[Items from an interface collection]
════════════════

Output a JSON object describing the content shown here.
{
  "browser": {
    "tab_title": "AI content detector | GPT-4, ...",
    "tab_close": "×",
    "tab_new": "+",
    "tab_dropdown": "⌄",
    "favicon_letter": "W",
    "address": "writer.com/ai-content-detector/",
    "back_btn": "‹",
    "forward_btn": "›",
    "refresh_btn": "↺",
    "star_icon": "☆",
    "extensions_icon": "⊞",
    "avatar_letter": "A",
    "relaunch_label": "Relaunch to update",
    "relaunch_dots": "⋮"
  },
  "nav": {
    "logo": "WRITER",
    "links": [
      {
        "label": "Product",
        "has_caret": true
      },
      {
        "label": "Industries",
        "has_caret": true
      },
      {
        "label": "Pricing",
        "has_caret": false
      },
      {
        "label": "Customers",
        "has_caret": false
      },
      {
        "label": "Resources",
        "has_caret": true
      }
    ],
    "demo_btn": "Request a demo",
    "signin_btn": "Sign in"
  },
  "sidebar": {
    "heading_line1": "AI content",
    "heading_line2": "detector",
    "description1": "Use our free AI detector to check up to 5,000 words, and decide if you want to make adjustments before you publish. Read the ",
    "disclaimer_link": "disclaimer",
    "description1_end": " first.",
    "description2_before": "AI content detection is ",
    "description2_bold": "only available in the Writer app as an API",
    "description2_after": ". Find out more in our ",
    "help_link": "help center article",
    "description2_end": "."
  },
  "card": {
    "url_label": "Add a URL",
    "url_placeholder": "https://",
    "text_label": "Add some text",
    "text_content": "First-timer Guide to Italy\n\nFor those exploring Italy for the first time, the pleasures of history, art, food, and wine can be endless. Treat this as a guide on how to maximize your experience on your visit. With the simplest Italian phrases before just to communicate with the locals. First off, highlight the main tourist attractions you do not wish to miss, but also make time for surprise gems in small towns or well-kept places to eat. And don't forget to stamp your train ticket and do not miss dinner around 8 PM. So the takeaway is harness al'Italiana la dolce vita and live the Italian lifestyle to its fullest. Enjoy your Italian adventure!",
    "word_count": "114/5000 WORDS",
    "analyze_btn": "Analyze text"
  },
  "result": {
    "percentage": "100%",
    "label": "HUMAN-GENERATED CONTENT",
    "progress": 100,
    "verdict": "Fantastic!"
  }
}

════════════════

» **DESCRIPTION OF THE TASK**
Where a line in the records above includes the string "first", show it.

» **WRITTEN RESPONSE**
    "description1_end": " first.",
    "text_content": "First-timer Guide to Italy\n\nFor those exploring Italy for the first time, the pleasures of history, art, food, and wine can be endless. Treat this as a guide on how to maximize your experience on your visit. With the simplest Italian phrases before just to communicate with the locals. First off, highlight the main tourist attractions you do not wish to miss, but also make time for surprise gems in small towns or well-kept places to eat. And don't forget to stamp your train ticket and do not miss dinner around 8 PM. So the takeaway is harness al'Italiana la dolce vita and live the Italian lifestyle to its fullest. Enjoy your Italian adventure!",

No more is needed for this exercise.